In the early hours of FEBRUARY 29th, 1940, he had been called to investigate a break-in at the Co-operative store in Coxhoe, County Durham. He arrived to see two men run from the shop, and as he pursued them one turned and shot him.

A Vauxhall car had been stolen a few nights before in Chester-le-Street, and on the night of the shooting a Vauxhall had been seen in Coxhoe. It did not belong to any of the locals, and on March 4th the investigators learned that a stolen car had been reported in Hawksworth, near Bradford.

Whenever there was a burglary in that area, the prime suspects were two local criminals, Vincent Ostler, 24, and William Appleby, 27. Both were arrested on suspicion, Ostler reaching for a loaded gun under his pillow when armed police burst into his bedroom.

Both denied being in Coxhoe on February 29th, but under interrogation Appleby admitted his involvement in the Co-op burglary, insisting that he didn’t know that Ostler was armed. He denied telling Ostler, “Let him have it” and said he had been shocked when Ostler shot the policeman.

Ostler continued to deny any involvement, but when he was tried with Appleby at Leeds Assizes the jury didn’t believe him.
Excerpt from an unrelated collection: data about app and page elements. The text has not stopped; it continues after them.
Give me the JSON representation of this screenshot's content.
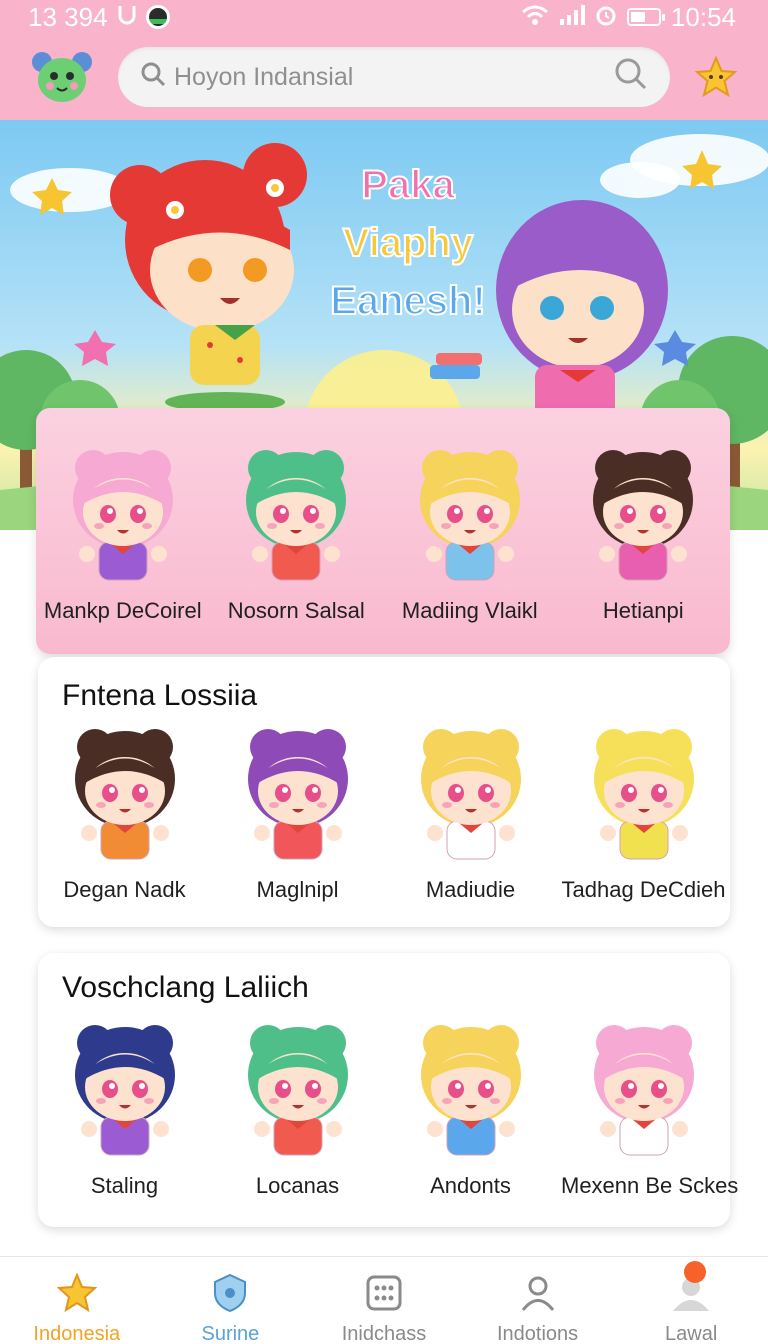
{
  "status_bar": {
    "left_text": "13 394",
    "time": "10:54"
  },
  "search": {
    "placeholder": "Hoyon Indansial"
  },
  "hero": {
    "title_line1": "Paka",
    "title_line2": "Viaphy",
    "title_line3": "Eanesh!"
  },
  "featured": {
    "items": [
      {
        "name": "Mankp DeCoirel",
        "hair": "#f6a9d2",
        "shirt": "#9b5bd3"
      },
      {
        "name": "Nosorn Salsal",
        "hair": "#4fbf8a",
        "shirt": "#f05a4f"
      },
      {
        "name": "Madiing Vlaikl",
        "hair": "#f6d35a",
        "shirt": "#7cc2ea"
      },
      {
        "name": "Hetianpi",
        "hair": "#4a2e25",
        "shirt": "#e85fb0"
      }
    ]
  },
  "section1": {
    "title": "Fntena Lossiia",
    "items": [
      {
        "name": "Degan Nadk",
        "hair": "#4a2e25",
        "shirt": "#f28c34"
      },
      {
        "name": "Maglnipl",
        "hair": "#8e4bb8",
        "shirt": "#f0565a"
      },
      {
        "name": "Madiudie",
        "hair": "#f6d35a",
        "shirt": "#ffffff"
      },
      {
        "name": "Tadhag DeCdieh",
        "hair": "#f6e05a",
        "shirt": "#f2e14f"
      }
    ]
  },
  "section2": {
    "title": "Voschclang Laliich",
    "items": [
      {
        "name": "Staling",
        "hair": "#2e3a8c",
        "shirt": "#9b5bd3"
      },
      {
        "name": "Locanas",
        "hair": "#4fbf8a",
        "shirt": "#f05a4f"
      },
      {
        "name": "Andonts",
        "hair": "#f6d35a",
        "shirt": "#5aa7ec"
      },
      {
        "name": "Mexenn Be Sckes",
        "hair": "#f6a9d2",
        "shirt": "#ffffff"
      }
    ]
  },
  "nav": {
    "items": [
      {
        "label": "Indonesia"
      },
      {
        "label": "Surine"
      },
      {
        "label": "Inidchass"
      },
      {
        "label": "Indotions"
      },
      {
        "label": "Lawal"
      }
    ]
  },
  "colors": {
    "header_pink": "#f9b3cb",
    "active_nav": "#f0a423",
    "accent_blue": "#5aa2d6"
  }
}
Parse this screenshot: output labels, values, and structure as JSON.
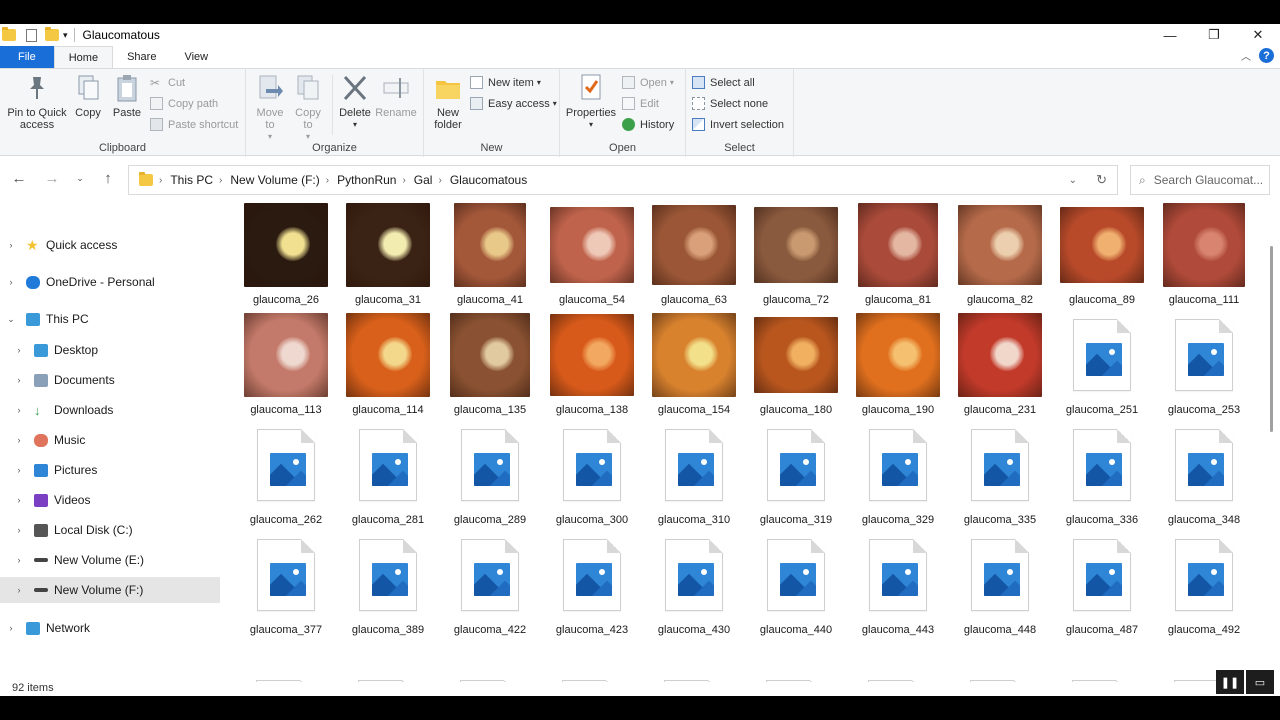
{
  "window": {
    "title": "Glaucomatous",
    "controls": [
      "—",
      "❐",
      "✕"
    ]
  },
  "ribbon_tabs": [
    "File",
    "Home",
    "Share",
    "View"
  ],
  "ribbon": {
    "clipboard": {
      "label": "Clipboard",
      "pin": "Pin to Quick access",
      "copy": "Copy",
      "paste": "Paste",
      "cut": "Cut",
      "copy_path": "Copy path",
      "paste_shortcut": "Paste shortcut"
    },
    "organize": {
      "label": "Organize",
      "move_to": "Move to",
      "copy_to": "Copy to",
      "delete": "Delete",
      "rename": "Rename"
    },
    "new": {
      "label": "New",
      "new_folder": "New folder",
      "new_item": "New item",
      "easy_access": "Easy access"
    },
    "open": {
      "label": "Open",
      "properties": "Properties",
      "open": "Open",
      "edit": "Edit",
      "history": "History"
    },
    "select": {
      "label": "Select",
      "select_all": "Select all",
      "select_none": "Select none",
      "invert": "Invert selection"
    }
  },
  "address": {
    "crumbs": [
      "This PC",
      "New Volume (F:)",
      "PythonRun",
      "Gal",
      "Glaucomatous"
    ],
    "search_placeholder": "Search Glaucomat..."
  },
  "nav_pane": [
    {
      "label": "Quick access",
      "icon": "star-icon",
      "color": "#f2c230"
    },
    {
      "label": "OneDrive - Personal",
      "icon": "cloud-icon",
      "color": "#1f7ad9"
    },
    {
      "label": "This PC",
      "icon": "computer-icon",
      "color": "#3a9ad9"
    },
    {
      "label": "Desktop",
      "icon": "desktop-icon",
      "color": "#3a9ad9"
    },
    {
      "label": "Documents",
      "icon": "documents-icon",
      "color": "#8aa0b8"
    },
    {
      "label": "Downloads",
      "icon": "download-icon",
      "color": "#2f9e44"
    },
    {
      "label": "Music",
      "icon": "music-icon",
      "color": "#e0735b"
    },
    {
      "label": "Pictures",
      "icon": "pictures-icon",
      "color": "#2f86d6"
    },
    {
      "label": "Videos",
      "icon": "videos-icon",
      "color": "#7b3fc4"
    },
    {
      "label": "Local Disk (C:)",
      "icon": "disk-icon",
      "color": "#555555"
    },
    {
      "label": "New Volume (E:)",
      "icon": "drive-icon",
      "color": "#444444"
    },
    {
      "label": "New Volume (F:)",
      "icon": "drive-icon",
      "color": "#444444"
    },
    {
      "label": "Network",
      "icon": "network-icon",
      "color": "#3a9ad9"
    }
  ],
  "files": [
    {
      "name": "glaucoma_26",
      "kind": "photo",
      "bg": "#2a1a10",
      "disc": "#f0e090"
    },
    {
      "name": "glaucoma_31",
      "kind": "photo",
      "bg": "#3a2214",
      "disc": "#f3ecb0"
    },
    {
      "name": "glaucoma_41",
      "kind": "photo",
      "bg": "#a4583a",
      "disc": "#e9c98a"
    },
    {
      "name": "glaucoma_54",
      "kind": "photo",
      "bg": "#c0634c",
      "disc": "#efc9b8"
    },
    {
      "name": "glaucoma_63",
      "kind": "photo",
      "bg": "#9a5636",
      "disc": "#d9a07a"
    },
    {
      "name": "glaucoma_72",
      "kind": "photo",
      "bg": "#8a5a3e",
      "disc": "#c99a70"
    },
    {
      "name": "glaucoma_81",
      "kind": "photo",
      "bg": "#a94a3a",
      "disc": "#e3b7a2"
    },
    {
      "name": "glaucoma_82",
      "kind": "photo",
      "bg": "#b56a4a",
      "disc": "#eccfae"
    },
    {
      "name": "glaucoma_89",
      "kind": "photo",
      "bg": "#b84a2a",
      "disc": "#f0b070"
    },
    {
      "name": "glaucoma_111",
      "kind": "photo",
      "bg": "#b04a3a",
      "disc": "#d88470"
    },
    {
      "name": "glaucoma_113",
      "kind": "photo",
      "bg": "#c47a6a",
      "disc": "#eed8cf"
    },
    {
      "name": "glaucoma_114",
      "kind": "photo",
      "bg": "#d8601a",
      "disc": "#f3d78a"
    },
    {
      "name": "glaucoma_135",
      "kind": "photo",
      "bg": "#8a5232",
      "disc": "#e2caa0"
    },
    {
      "name": "glaucoma_138",
      "kind": "photo",
      "bg": "#d85a1a",
      "disc": "#f2a860"
    },
    {
      "name": "glaucoma_154",
      "kind": "photo",
      "bg": "#d8822e",
      "disc": "#f3e08a"
    },
    {
      "name": "glaucoma_180",
      "kind": "photo",
      "bg": "#b8561e",
      "disc": "#f0b060"
    },
    {
      "name": "glaucoma_190",
      "kind": "photo",
      "bg": "#e0701e",
      "disc": "#f5c070"
    },
    {
      "name": "glaucoma_231",
      "kind": "photo",
      "bg": "#c23a2a",
      "disc": "#f1d6ca"
    },
    {
      "name": "glaucoma_251",
      "kind": "icon"
    },
    {
      "name": "glaucoma_253",
      "kind": "icon"
    },
    {
      "name": "glaucoma_262",
      "kind": "icon"
    },
    {
      "name": "glaucoma_281",
      "kind": "icon"
    },
    {
      "name": "glaucoma_289",
      "kind": "icon"
    },
    {
      "name": "glaucoma_300",
      "kind": "icon"
    },
    {
      "name": "glaucoma_310",
      "kind": "icon"
    },
    {
      "name": "glaucoma_319",
      "kind": "icon"
    },
    {
      "name": "glaucoma_329",
      "kind": "icon"
    },
    {
      "name": "glaucoma_335",
      "kind": "icon"
    },
    {
      "name": "glaucoma_336",
      "kind": "icon"
    },
    {
      "name": "glaucoma_348",
      "kind": "icon"
    },
    {
      "name": "glaucoma_377",
      "kind": "icon"
    },
    {
      "name": "glaucoma_389",
      "kind": "icon"
    },
    {
      "name": "glaucoma_422",
      "kind": "icon"
    },
    {
      "name": "glaucoma_423",
      "kind": "icon"
    },
    {
      "name": "glaucoma_430",
      "kind": "icon"
    },
    {
      "name": "glaucoma_440",
      "kind": "icon"
    },
    {
      "name": "glaucoma_443",
      "kind": "icon"
    },
    {
      "name": "glaucoma_448",
      "kind": "icon"
    },
    {
      "name": "glaucoma_487",
      "kind": "icon"
    },
    {
      "name": "glaucoma_492",
      "kind": "icon"
    }
  ],
  "status": {
    "item_count": "92 items"
  }
}
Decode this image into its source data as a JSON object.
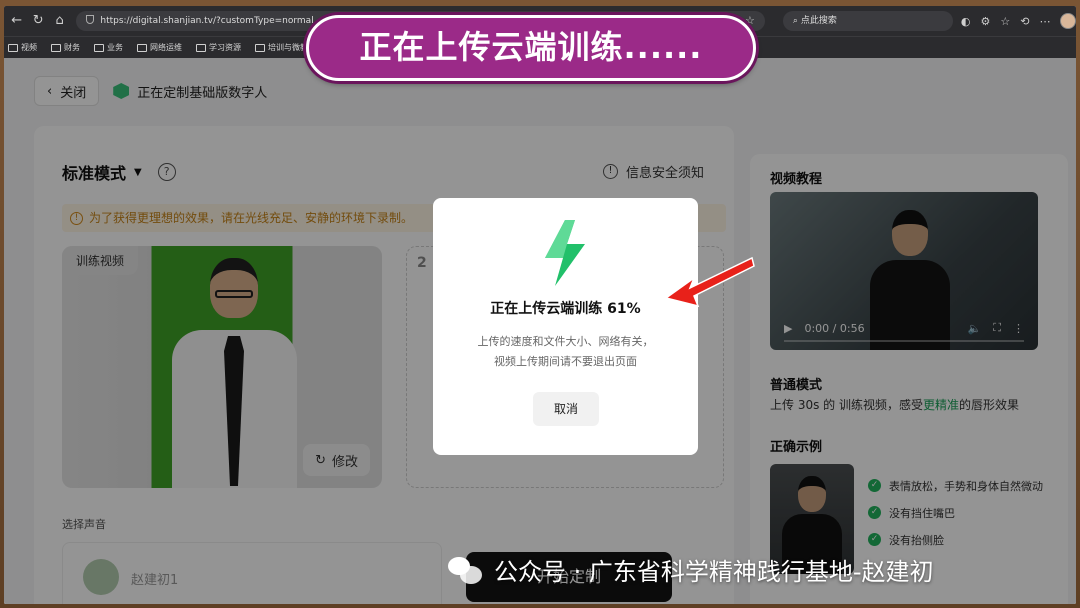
{
  "browser": {
    "url": "https://digital.shanjian.tv/?customType=normal",
    "search_placeholder": "点此搜索",
    "bookmarks": [
      "视频",
      "财务",
      "业务",
      "网络运维",
      "学习资源",
      "培训与微教"
    ]
  },
  "banner": {
    "text": "正在上传云端训练......"
  },
  "header": {
    "close_label": "关闭",
    "title": "正在定制基础版数字人"
  },
  "main": {
    "mode_label": "标准模式",
    "safety_label": "信息安全须知",
    "warning": "为了获得更理想的效果，请在光线充足、安静的环境下录制。",
    "video_tag": "训练视频",
    "edit_label": "修改",
    "upload_step": "2",
    "voice_label": "选择声音",
    "voice_name": "赵建初1",
    "start_label": "开始定制"
  },
  "side": {
    "tutorial_title": "视频教程",
    "video_time": "0:00 / 0:56",
    "normal_title": "普通模式",
    "normal_desc_pre": "上传 30s 的 训练视频，感受",
    "normal_desc_hl": "更精准",
    "normal_desc_post": "的唇形效果",
    "example_title": "正确示例",
    "checks": [
      "表情放松，手势和身体自然微动",
      "没有挡住嘴巴",
      "没有抬侧脸"
    ]
  },
  "dialog": {
    "title": "正在上传云端训练 61%",
    "progress_percent": 61,
    "desc_line1": "上传的速度和文件大小、网络有关，",
    "desc_line2": "视频上传期间请不要退出页面",
    "cancel_label": "取消"
  },
  "watermark": {
    "text": "公众号 · 广东省科学精神践行基地-赵建初"
  },
  "colors": {
    "banner": "#9b2a88",
    "accent_green": "#22b35e",
    "arrow_red": "#e8211a"
  }
}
Both were convicted of murder, and they were hanged by Thomas Pierrepoint and his nephew Albert on July 10th, 1940.